Introducing 350.org, which took this concept and turned it into a mission:
Picture courtesy of: http://iwanttowalkinbeauty.blogspot.com/2012/01/charity-spotlight-sundays-350org.html
350, an organization started by writer and environmental activist Bill McKibben (you know, the guy who wrote the article that was featured in last week's "Suggested Reading"?), has a mission of using online campaigns, grassroots organizing, and mass public actions to change the direction our world is heading in and get the carbon dioxide content in the atmosphere back down below 350ppm.
350.org is currently trying to rally people to submit one million online comments against the Keystone XL pipeline to the State Department in order to deter them from supporting the environmentally damaging pipeline. I have been participating in this "comment sprint" for a couple of weeks now, and today I signed the open letter to Obama encouraging him to take an active role in preventing the global climate change. 350.org says a recent report revealed that the Keystone XL pipeline will carry and emit at least 181,000,000 metric tons of carbon dioxide each year, which is equivalent to the annual emissions of about 38 million cars.
Picture courtesy of: 350.org email
350.org makes it really easy for an average citizen, such as myself, to contact government officials and make sure they know you're not okay with augmenting the negative impact on the environment. The organization also makes it easy for you to start receiving information from them. Go to http://350.org/en, and the sign up is right at the top of the page.
350.org provides an awesome ninety second, wordless animation that explains the organization. Click here to watch it. The video is toward the bottom of the page.
To learn more about 350's history and successes and to watch some awesome corresponding videos, click here.
350 will be hosting its first movie premier with Do the Math on "Earth Night" (The night before Earth Day on April 21st). Do the Math is a 42 minute movie that shows the power of the growing climate movement.
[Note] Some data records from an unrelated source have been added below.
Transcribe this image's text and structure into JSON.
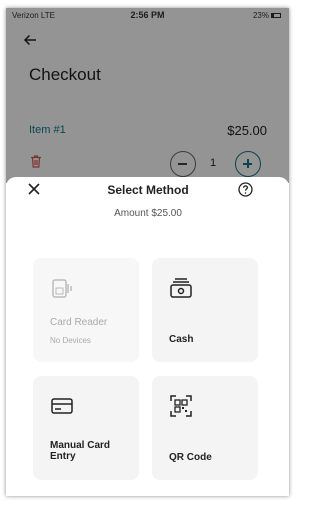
{
  "status_bar": {
    "carrier": "Verizon  LTE",
    "time": "2:56 PM",
    "battery": "23%"
  },
  "checkout": {
    "title": "Checkout",
    "item": {
      "label": "Item #1",
      "price": "$25.00",
      "quantity": "1"
    }
  },
  "sheet": {
    "title": "Select Method",
    "amount": "Amount $25.00",
    "methods": [
      {
        "title": "Card Reader",
        "subtitle": "No Devices",
        "icon": "card-reader-icon",
        "enabled": false
      },
      {
        "title": "Cash",
        "icon": "cash-icon",
        "enabled": true
      },
      {
        "title": "Manual Card\nEntry",
        "icon": "credit-card-icon",
        "enabled": true
      },
      {
        "title": "QR Code",
        "icon": "qr-code-icon",
        "enabled": true
      }
    ]
  },
  "colors": {
    "accent": "#0a7c82",
    "delete": "#d9534f",
    "card_bg": "#f4f4f4"
  }
}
It features the cross-country tour 350 did last year, the latest dispatches from leaders in the fight to stop Keystone XL, and the campaign to divest from fossil fuels. This Sunday, you can go to 350.org/math to stream a Youtube version of the movie on your computer. At 8pm that same night, a live-streamed panel with climate leaders begins to supplement 350's movie, and will run for about 30 minutes. The link for the panel will be available soon, and I'll be sure to post it here on Viridorari. To view the trailer for the movie, click here.
I strongly encourage you to sign up with 350.org, and I hope you will watch the movie this Sunday. I'm planning on it.
Animal of the Month Update
Picture courtesy of: http://www.tumblr.com/tagged/snow%20leopard%20cub
Because of the elusive nature of snow leopards, scientists search for three key signs that there are snow leopards living in the area: scrapes, scent marks, and scat. Snow leopards scrape their back legs in loose soil, which leaves a depression with a mound of soil beside it. The cats mark rocks, bushes, and boulders with a pungent spray, or scent mark, that comes from a gland near their tails. Scat, more commonly known as feces, is the third telltale sign of snow leopard.
In the Himalayas, snow leopards hunt blue sheep (known as bharal). In the Karakorum, Tian Shan, and Altai Mountains, they hunt ibex and wild argali sheep.
Picture courtesy of: http://purpleopurple.com/life-science/mammals/ibex.html